Massachusetts Sen. Elizabeth Warren became the latest 2020 Democratic hopeful to call for abolishing the Electoral College and electing the president by a national popular vote.
Warren said at a CNN town hall Monday that she believes that “every vote” should matter.
"And the way we can make that happen is that we can have national voting and that means get rid of the Electoral College," she said.
Warren told the town hall audience in Mississippi that the move would help the state because "candidates don't come to places like Mississippi" or other non-swing states during the general election.
“They also don’t come to places like California and Massachusetts because we’re not the battleground states," she said. "We need to make sure that every vote counts."
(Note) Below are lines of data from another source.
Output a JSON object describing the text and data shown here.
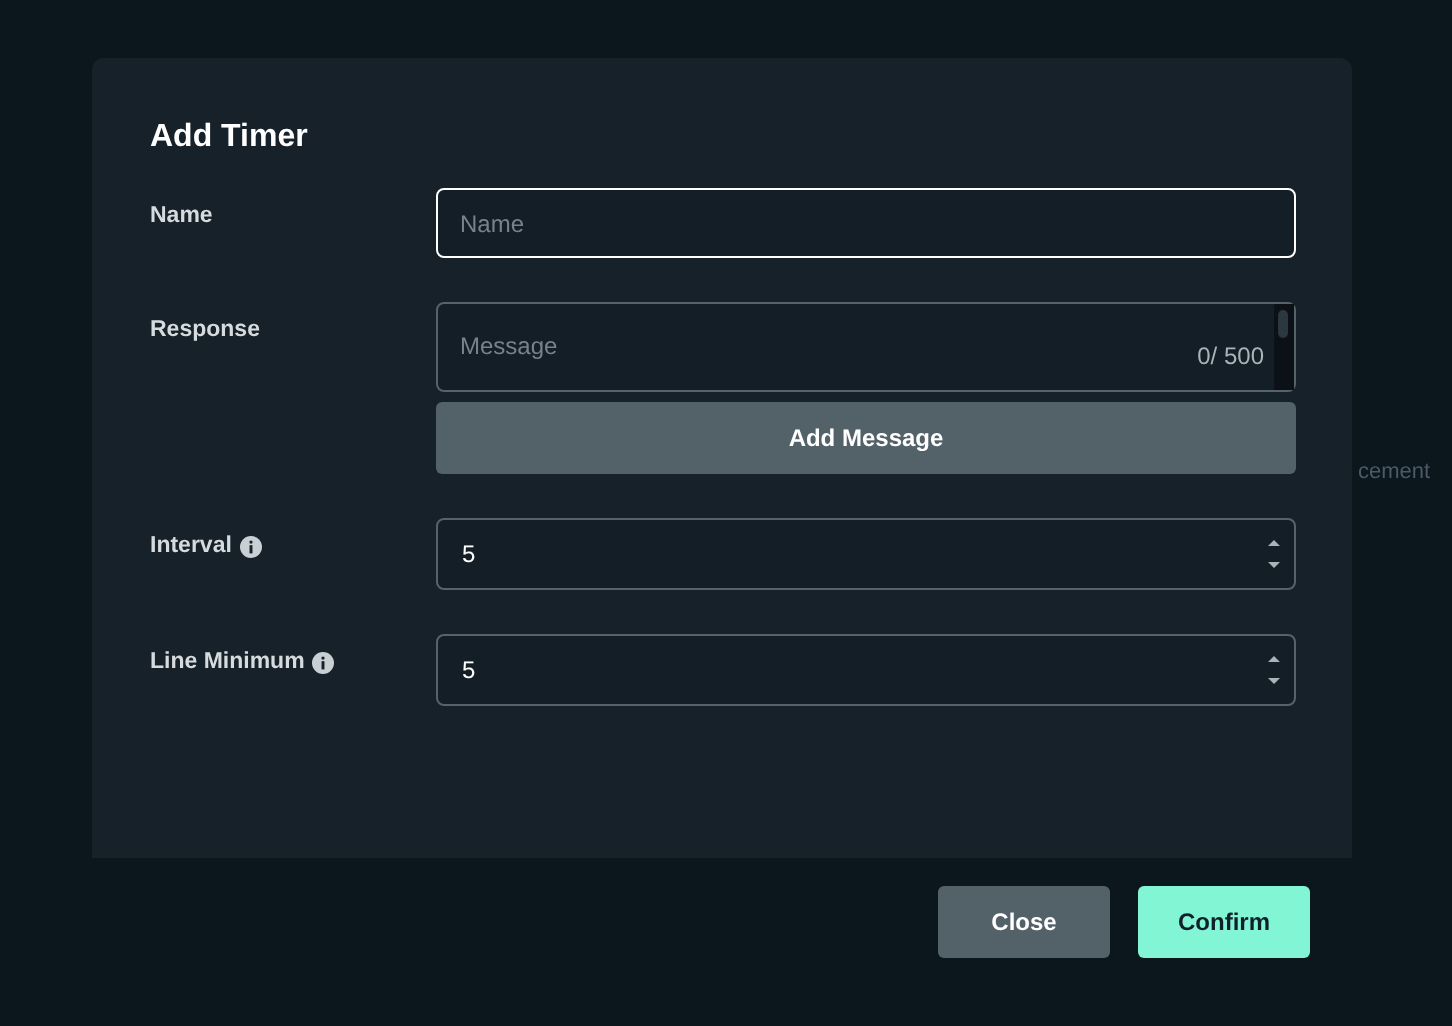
{
  "background": {
    "text": "cement"
  },
  "dialog": {
    "title": "Add Timer",
    "fields": [
      {
        "kind": "text",
        "label": "Name",
        "placeholder": "Name",
        "focused": true
      },
      {
        "kind": "message",
        "label": "Response",
        "placeholder": "Message",
        "counter": "0/ 500",
        "button": "Add Message"
      },
      {
        "kind": "number",
        "label": "Interval",
        "info": true,
        "value": "5"
      },
      {
        "kind": "number",
        "label": "Line Minimum",
        "info": true,
        "value": "5"
      }
    ],
    "buttons": [
      {
        "label": "Close",
        "kind": "secondary"
      },
      {
        "label": "Confirm",
        "kind": "primary"
      }
    ]
  }
}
Warren joins several other Democrats vying for the 2020 nomination in calling for an end to the Electoral College after Hillary Clinton lost 304-227 despite winning the popular vote by nearly 3 million.
Fellow 2020 Dems back call:
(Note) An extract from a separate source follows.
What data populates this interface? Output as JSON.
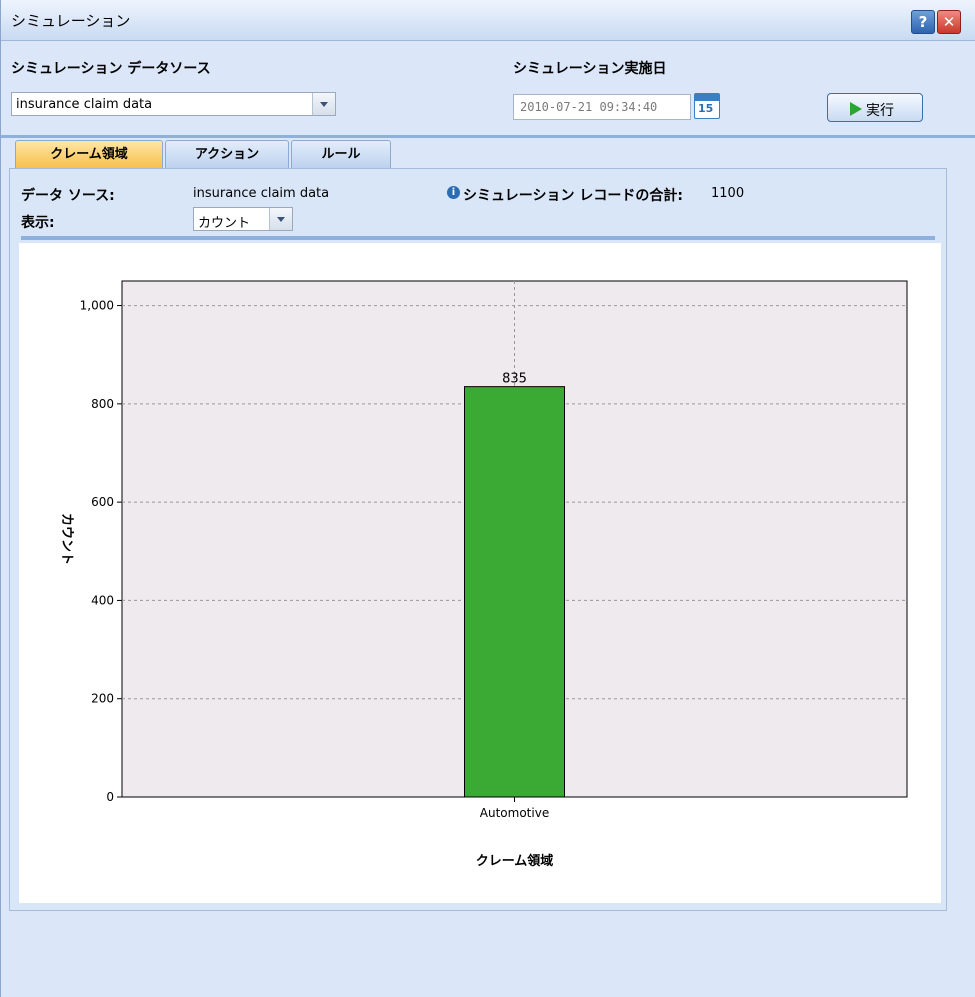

Vermont Sen. Bernie Sanders also called for changing the Electoral College, citing Clinton’s massive popular vote win.
"Trump received 2.5 million fewer votes than Clinton, yet he'll soon be president. Clearly, in a democratic society, this shouldn't happen,” he tweeted shortly after the 2016 election.
Sanders told CNN the system was “unfair” to many states.
“What ends up happening is campaigns are basically about 16, 17 states, battleground states, in this country, and I think that's unfair to the other 30-plus states that would also like to be part of the political process,” he said.
South Bend Mayor Pete Buttigieg, another 2020 hopeful, told CBS News earlier this year that the Electoral College “needs to go.”
“We’ve got to repair our democracy. The Electoral College needs to go, because it’s made our society less and less democratic," he said. "We’ve got to explain our values and explain why Democrats are committed to freedom, to democracy, to security.”
States are already trying to circumvent the Electoral College:
While eliminating the Electoral College would require a Constitutional amendment, many states are already working to circumvent the Electoral College by joining a pact that would award each states’ Electoral votes to the popular vote winner as soon as enough states join to combine for 270 electoral votes, the threshold needed to clinch the presidency.
This month, Colorado and Delaware joined the National Popular Vote Interstate Compact, bringing the total number of members to 12 states and Washington DC for a combined 181 Electoral votes.
New Mexico is expected to join Rhode Island, Vermont, Hawaii, Connecticut, Maryland, Massachusetts, Washington, New Jersey, New York, Illinois, California and the District of Columbia as well.